06/23/2024 1:00 pm
06/23/2024 4:00 pm


Sunday Afternoon at the Opera host Keith Brown writes:

In baroque opera the intermezzo was a brief, small-scale contemporary domestic comedy in music inserted between the acts of a full-length Italian opera seria to provide "comic relief" from a serious subject out of ancient classical lore. Pergolesi's La Serva Padrona (1734) is the classic example of the genre, which would morph into the Italian opera buffa we know from Rossini. Richard Strauss remembered the intermezzo genre when he composed his own work by that name.

Strauss's Intermezzo (1924) does not have a libretto by his usual collaborator, Hugo von Hofmannsthal, who declined the project. After having dealt with serious classical subjects, as in his Ariadne (1912, rev. 1916), he wanted to create, in his own words, "a completely modern, absolutely realistic psychological comedy." What he came up with, this time collaborating with Hermann Bahr, was "a little marriage opera," a mannered bourgeois comedy set in Vienna and environs, dealing with a conductor at the Vienna Opera and his wife. Her accusations of infidelity are quashed by means of a simple spelling error. Intermezzo makes use of Strauss's latest advances in his style of lyric theater composition, but his usual big orchestral sound has been subdued here. Allowance is made for spoken-word melodram.

Intermezzo was recorded for EMI in 1980 in cooperation with Radio Bavaria, Munich. Baritone Dietrich Fischer-Dieskau is heard as the Hofkapellmeister, opposite soprano Lucia Popp as his wife, aka Kleine Franzl.
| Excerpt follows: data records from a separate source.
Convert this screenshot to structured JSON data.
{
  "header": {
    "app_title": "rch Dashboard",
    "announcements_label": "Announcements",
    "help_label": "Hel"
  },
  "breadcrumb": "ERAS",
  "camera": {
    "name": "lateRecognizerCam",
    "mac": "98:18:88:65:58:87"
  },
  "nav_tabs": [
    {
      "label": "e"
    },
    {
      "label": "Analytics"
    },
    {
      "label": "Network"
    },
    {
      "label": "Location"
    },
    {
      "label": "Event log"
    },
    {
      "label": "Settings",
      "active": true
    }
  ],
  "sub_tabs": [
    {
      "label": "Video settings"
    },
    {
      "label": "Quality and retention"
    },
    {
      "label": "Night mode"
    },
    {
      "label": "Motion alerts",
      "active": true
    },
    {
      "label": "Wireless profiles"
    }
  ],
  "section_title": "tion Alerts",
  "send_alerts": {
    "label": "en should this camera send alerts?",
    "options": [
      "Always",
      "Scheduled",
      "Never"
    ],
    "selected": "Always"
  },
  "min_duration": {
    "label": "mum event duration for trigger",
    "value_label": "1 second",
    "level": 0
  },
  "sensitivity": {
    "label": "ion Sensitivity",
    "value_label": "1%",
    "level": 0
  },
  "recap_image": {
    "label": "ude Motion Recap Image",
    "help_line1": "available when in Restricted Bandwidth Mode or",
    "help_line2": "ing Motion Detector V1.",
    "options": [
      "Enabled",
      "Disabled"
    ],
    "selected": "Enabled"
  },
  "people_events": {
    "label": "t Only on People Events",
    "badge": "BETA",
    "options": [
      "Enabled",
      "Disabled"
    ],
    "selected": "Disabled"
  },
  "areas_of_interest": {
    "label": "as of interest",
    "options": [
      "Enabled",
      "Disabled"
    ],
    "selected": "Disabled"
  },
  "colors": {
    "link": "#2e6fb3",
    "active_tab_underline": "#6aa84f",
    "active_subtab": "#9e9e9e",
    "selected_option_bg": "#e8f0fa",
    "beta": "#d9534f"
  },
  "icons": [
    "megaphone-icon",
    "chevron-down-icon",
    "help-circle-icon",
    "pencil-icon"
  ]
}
Wolfgang Sawallisch conducts the Symphony Orchestra of Bavarian Radio. EMI reissued the recording on compact disc in 1988.